While you’re at the pharmacy get the flu shot if you haven’t already and feel healthy (no sore throat, congestion, cough). Though doctors can’t say with confidence that this inoculation will help with COVID, many believe it will and there’s no clear downside.

Frozen Fruits and Vegetables

As they’re blanched and then frozen soon after harvest, frozen fruits and vegetables are nearly as nutritious as fresh vegetables but with a far longer shelf life. So stock up on frozen berries, spinach, peas, carrots, and other such items just in case. 

Baby Food/Formula/Diapers

Diapers. Baby cream. Formula. Jarred baby food. Even if it’s not needed in the near-future, you’ll need some eventually. Purchasing some additional cases of staples is a smart idea. 

Powdered Milk 

Powdered milk is a go-to survival staple for a reason. It lasts anywhere from 2-to-10 years and, mixed with water, offers a protein-rich drink for adults and children alike. It’s also useful to have on hand for mixing oatmeal or other such foods that require milk. 


Runny noses need tissues, so buy some additional boxes as you would if you had a bad cold or the flu. And — say it with us now — toss those used tissues in the trash, not in your pockets, not in a pile on the arm of the couch. In. The. Trash. 

Paper Towels/Toilet Paper

They’re necessities. So buy some extra rolls — enough to last 30 days — when you’re at the store. 

Screen Disinfectant

The CDC recommends regularly cleaning “high-touch” surfaces a category into which fall phones, tablets, remotes, and screens. Using rubbing alcohol, window cleaner, dish soap, vinegar, surface disinfectant wipes, and even paper towels could damage a phone or device’s delicate screen. The best way to clean a phone is with a damp microfiber cloth or approved screen-cleaning wipe like 3M’s Notebook Screen Cleaning Wipes. Another great way to disinfect electronics is with a PhoneSoap. It zaps devices (anything that fits — not just phones) with UV light and has been proven to eliminate 99.9 percent of surface bacteria. 

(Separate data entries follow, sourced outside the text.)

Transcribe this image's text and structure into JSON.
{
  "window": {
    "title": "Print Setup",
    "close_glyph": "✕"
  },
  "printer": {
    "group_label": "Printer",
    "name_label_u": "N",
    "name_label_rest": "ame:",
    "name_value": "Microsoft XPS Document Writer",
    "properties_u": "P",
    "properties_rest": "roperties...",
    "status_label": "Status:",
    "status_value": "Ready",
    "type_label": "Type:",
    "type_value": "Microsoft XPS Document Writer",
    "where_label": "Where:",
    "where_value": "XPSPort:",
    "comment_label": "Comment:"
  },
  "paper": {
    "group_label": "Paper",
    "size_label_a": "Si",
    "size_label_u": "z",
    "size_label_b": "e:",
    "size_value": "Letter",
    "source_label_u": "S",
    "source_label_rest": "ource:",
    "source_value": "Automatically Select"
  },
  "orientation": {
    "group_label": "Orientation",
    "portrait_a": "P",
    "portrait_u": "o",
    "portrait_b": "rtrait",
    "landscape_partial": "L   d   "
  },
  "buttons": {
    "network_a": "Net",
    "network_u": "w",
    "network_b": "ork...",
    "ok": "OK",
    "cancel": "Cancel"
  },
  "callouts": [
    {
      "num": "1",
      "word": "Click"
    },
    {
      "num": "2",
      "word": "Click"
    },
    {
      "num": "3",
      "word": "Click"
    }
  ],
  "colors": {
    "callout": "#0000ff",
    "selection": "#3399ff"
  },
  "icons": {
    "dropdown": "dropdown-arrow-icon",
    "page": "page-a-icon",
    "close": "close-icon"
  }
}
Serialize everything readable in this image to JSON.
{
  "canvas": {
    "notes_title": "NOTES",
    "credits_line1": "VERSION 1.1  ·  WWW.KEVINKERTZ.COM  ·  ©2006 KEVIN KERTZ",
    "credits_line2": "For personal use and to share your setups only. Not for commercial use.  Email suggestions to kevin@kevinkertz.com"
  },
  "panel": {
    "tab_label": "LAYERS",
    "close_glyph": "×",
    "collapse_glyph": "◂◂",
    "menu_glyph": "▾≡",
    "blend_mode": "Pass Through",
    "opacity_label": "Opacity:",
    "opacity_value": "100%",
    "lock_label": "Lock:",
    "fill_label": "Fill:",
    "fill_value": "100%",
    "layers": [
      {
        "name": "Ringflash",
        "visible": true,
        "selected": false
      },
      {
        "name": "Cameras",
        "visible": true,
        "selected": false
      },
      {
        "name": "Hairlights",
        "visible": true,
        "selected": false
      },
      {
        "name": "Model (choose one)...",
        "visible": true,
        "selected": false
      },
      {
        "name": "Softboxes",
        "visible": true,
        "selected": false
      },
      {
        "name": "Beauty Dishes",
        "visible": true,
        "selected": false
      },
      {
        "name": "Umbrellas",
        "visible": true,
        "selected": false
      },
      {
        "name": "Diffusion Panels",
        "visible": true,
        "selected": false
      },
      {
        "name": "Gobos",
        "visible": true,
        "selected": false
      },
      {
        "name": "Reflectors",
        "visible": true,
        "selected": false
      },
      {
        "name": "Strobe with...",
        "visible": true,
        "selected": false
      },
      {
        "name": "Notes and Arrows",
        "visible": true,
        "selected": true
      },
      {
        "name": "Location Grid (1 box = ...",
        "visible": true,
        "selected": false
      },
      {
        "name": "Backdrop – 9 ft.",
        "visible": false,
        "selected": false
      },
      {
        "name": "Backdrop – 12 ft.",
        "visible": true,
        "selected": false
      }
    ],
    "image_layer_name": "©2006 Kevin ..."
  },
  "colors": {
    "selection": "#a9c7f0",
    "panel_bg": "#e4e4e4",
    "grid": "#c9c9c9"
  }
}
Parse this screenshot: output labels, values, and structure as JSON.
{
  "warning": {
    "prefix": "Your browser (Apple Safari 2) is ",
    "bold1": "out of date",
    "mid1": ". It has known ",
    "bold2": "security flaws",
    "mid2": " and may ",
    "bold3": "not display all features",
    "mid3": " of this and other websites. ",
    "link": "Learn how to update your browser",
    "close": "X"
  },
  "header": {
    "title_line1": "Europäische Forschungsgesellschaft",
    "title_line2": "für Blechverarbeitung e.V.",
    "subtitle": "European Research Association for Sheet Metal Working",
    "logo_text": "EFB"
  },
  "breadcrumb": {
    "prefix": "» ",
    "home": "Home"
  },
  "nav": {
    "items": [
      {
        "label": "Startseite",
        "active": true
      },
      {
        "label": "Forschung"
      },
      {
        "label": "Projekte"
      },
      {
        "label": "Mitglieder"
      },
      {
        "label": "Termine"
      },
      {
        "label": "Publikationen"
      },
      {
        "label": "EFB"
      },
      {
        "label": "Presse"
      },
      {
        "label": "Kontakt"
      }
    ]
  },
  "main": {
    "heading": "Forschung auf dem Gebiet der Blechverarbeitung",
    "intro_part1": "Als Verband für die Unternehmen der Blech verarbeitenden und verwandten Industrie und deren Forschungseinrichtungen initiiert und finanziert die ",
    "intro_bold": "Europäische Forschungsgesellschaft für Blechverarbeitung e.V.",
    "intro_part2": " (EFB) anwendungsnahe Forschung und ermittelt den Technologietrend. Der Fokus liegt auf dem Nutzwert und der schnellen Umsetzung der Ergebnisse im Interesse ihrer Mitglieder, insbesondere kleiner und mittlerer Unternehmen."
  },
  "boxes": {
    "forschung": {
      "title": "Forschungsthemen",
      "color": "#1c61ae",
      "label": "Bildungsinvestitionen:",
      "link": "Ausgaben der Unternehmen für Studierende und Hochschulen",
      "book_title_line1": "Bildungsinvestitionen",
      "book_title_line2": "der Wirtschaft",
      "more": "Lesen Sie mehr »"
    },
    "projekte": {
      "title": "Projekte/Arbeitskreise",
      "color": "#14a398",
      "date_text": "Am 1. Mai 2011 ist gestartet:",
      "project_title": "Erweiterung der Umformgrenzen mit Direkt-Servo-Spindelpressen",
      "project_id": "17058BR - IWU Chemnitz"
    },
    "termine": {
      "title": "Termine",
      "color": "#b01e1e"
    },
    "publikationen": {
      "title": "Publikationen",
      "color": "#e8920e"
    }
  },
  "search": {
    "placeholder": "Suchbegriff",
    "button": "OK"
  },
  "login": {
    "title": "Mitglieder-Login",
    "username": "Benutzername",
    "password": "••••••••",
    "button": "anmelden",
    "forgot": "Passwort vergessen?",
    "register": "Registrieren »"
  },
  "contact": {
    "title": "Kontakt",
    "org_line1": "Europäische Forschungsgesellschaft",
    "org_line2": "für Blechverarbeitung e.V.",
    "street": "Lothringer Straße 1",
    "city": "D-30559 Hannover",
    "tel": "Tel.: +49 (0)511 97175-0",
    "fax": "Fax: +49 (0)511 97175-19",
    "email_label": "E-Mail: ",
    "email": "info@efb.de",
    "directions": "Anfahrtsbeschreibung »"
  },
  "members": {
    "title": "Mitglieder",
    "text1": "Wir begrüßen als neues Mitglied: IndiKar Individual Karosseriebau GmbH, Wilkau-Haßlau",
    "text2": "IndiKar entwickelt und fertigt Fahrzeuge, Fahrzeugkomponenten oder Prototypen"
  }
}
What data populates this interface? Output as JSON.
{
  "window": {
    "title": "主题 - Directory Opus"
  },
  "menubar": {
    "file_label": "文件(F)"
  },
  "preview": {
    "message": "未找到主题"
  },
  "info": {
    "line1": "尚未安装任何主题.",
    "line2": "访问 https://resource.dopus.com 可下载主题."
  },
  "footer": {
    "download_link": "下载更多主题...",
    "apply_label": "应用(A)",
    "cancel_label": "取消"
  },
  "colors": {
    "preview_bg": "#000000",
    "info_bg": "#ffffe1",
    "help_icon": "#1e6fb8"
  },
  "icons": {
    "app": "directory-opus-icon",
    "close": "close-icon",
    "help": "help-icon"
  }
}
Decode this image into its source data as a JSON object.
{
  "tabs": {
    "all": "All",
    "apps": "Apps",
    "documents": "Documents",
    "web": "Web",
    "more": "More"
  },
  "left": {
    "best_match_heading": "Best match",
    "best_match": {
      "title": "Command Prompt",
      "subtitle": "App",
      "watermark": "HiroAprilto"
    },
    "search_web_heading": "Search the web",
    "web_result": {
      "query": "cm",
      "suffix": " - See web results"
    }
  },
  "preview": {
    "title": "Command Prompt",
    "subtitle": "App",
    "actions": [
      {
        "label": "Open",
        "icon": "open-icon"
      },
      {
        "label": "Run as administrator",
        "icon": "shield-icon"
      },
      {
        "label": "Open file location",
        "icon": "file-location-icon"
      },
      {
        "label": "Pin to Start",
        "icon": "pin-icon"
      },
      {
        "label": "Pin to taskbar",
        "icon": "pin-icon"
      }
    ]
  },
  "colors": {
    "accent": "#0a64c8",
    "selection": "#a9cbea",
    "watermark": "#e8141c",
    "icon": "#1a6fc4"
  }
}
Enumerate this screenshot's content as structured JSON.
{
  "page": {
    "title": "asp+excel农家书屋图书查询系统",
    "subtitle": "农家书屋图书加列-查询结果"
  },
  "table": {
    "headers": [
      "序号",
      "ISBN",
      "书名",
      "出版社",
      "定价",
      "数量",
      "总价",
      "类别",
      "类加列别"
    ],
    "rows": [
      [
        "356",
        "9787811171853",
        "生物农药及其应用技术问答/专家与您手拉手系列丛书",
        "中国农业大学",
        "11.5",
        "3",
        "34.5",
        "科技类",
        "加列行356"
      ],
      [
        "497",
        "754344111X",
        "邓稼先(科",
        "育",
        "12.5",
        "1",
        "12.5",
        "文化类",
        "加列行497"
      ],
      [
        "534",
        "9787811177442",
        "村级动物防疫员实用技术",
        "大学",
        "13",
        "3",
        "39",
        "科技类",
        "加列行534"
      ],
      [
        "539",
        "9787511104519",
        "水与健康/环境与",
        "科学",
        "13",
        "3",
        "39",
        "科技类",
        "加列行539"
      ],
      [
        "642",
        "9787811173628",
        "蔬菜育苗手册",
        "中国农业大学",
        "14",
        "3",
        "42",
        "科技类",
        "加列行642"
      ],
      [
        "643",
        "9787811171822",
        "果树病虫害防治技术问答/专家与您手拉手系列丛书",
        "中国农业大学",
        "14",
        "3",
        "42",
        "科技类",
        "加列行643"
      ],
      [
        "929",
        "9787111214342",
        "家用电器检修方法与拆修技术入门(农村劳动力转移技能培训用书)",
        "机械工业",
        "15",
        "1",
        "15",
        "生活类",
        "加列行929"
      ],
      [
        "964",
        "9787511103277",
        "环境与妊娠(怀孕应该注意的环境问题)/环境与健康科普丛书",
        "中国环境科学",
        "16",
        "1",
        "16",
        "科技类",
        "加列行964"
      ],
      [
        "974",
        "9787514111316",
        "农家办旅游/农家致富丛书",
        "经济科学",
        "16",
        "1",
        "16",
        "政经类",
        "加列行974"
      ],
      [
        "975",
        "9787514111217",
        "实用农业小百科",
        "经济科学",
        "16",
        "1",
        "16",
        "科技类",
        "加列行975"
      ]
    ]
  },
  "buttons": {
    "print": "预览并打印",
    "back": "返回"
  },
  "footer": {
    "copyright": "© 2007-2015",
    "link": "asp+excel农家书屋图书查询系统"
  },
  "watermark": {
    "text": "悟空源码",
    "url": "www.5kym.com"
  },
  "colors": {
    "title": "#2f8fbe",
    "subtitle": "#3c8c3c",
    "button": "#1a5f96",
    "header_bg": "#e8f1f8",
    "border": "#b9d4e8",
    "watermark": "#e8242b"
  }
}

Laundry Detergent and Dish Soap

Clothes will still need to be cleaned. So will baby bottles, dishes, and the thousand other things that require a good scrubbing. Buying three or four containers of detergent as well as a few larger containers of dish soap to refill bottles is a good idea. 

Pet Food/Supplies

Pets need consideration, too. Buying some extra cat or dog food as well as litter and any other necessities is smart to remember as you’re assembling just-in-case items. 

How Do Dinosaurs Get Well Soon?

This book by Jane Yolen tells the story of some sick monsters trying their best not to be monstrous in the face of infection. It’s a helpful learning tool to normalize the experience of illness. It is, after all, part of life.

Remote Learning Tools

With schools closed everywhere from New York City to Los Angeles to Austin, kids are, in theory at least, going to be attending digital classrooms. You want to be prepared, so make sure they have headphones with microphones so they can listen to and communicate with teachers and students. Plus, because books are always a good idea, a Kindle is a great investment if you don’t already have one.

These headphones aren't fancy, and they don't need to be. They pair with any Bluetooth-enabled device, are comfortable, and have 15 hours' of battery life. Plenty for math or creative writing classes.

Your kid will be spending a lot of time on screens. This is one of the best options out there, given its stellar parental controls. It has two cameras, rear-facing and front-facing. Plus you get an eight inch HD display, 32 GB internal storage, up to 10 hours of battery life, and access to the internet as well as a ton of books. Because you'll want your child reading something. Anything.